Former poet laureate Maya Angelou, who died Tuesday, spoke at least twice in the Capital Region and left a lasting impression.
Those lucky enough to meet her during her visits described her as a compelling, charismatic figure and a force for change.
Angelou was a featured speaker at Union College’s Presidential Forum on Diversity lecture series in 2007.
Gretchel Hathaway, chief diversity officer for the college, said the event was held in the largest facility on campus, but the crowd — which she estimated to be at least 400 strong — spilled into the surrounding yard. Despite the size of the audience, Angelou made the gathering seem intimate.
“You almost felt like you were in her living room and she was just having a conversation with you,” Hathaway recalled.
During her presentation, Angelou shared anecdotes and poems with what Hathaway interpreted as a mission to empower the audience.
“It was more of giving us the right, the privilege or the responsibility of making sure that we understood we have the power to make change and that if we see something that’s going on that makes us uncomfortable, that hurts somebody else, we should use that power to make change,” she explained.
Angelou addressed a crowd of more than 2,000 at Skidmore College on March 8, 1993, less than two months after she read her poem “On the Pulse of Morning” at the first inauguration of President Bill Clinton.
“The gymnasium was packed,” recalled Mary Zeiss Stange, a professor of gender studies and director of the religion program at Skidmore. “She addressed the crowd briefly but potently.”
During her presentation, Angelou treated attendees to a mix of poetry, songs and personal anecdotes.
According to a Daily Gazette article, the tone of the event was set when “more than 2,000 people who were gathered in the college sports center stood and cheered as Angelou and a group of college officials and students sang ‘Amazing Grace’ while walking to the stage.”
Phyllis A. Roth, Skidmore’s acting president at the time, bestowed on Angelou an honorary doctor of letters degree during the event.
At the time of Angelou’s appearance, Stange was director of Skidmore’s Women’s Studies program and, as such, was appointed to escort Angelou to the Albany Airport the morning after her presentation.
“That morning was a gray sky, snowy morning, but I do remember it was one of those mornings where the early morning light was breaking through the clouds,” Stange recalled. “She talked about the light and that led her to some free-associating about the power of sense impressions and the power of sound, the power of poetry and music, even when you can’t attribute meaning to it.”

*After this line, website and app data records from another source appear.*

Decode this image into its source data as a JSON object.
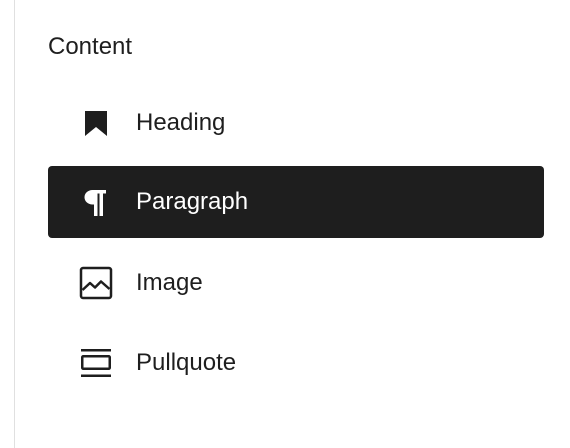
{
  "panel": {
    "title": "Content",
    "items": [
      {
        "label": "Heading",
        "icon": "bookmark-icon",
        "active": false
      },
      {
        "label": "Paragraph",
        "icon": "pilcrow-icon",
        "active": true
      },
      {
        "label": "Image",
        "icon": "image-icon",
        "active": false
      },
      {
        "label": "Pullquote",
        "icon": "pullquote-icon",
        "active": false
      }
    ]
  },
  "colors": {
    "active_background": "#1e1e1e",
    "active_text": "#ffffff",
    "text": "#1e1e1e",
    "divider": "#e0e0e0"
  }
}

She called the time spent with Angelou “very real time.”
“I don’t think that Maya Angelou was comfortable with the idea of just making pleasantries or just passing time,” she said.
Terry Diggory, retired chairman of Skidmore’s English department, also met Angelou when she visited Skidmore. He described her as “the personification of dignity.”
“But it was kind of collective dignity, because she kind of commanded respect from you, but she also did that by way of conveying her respect for you. And she was also a very warm person,” he explained.
During her speech, he said Angelou talked about the importance of keeping education unsegregated.
“She spoke directly to the African-American students in the audience and said, ‘You go to that library and you claim Shakespeare for yourself,’ that is, don’t feel there is only one tradition which can speak to you, but claim the entire tradition of world literature for yourself,” he recounted. “I thought that was tremendously generous and expansive, in terms of her vision.”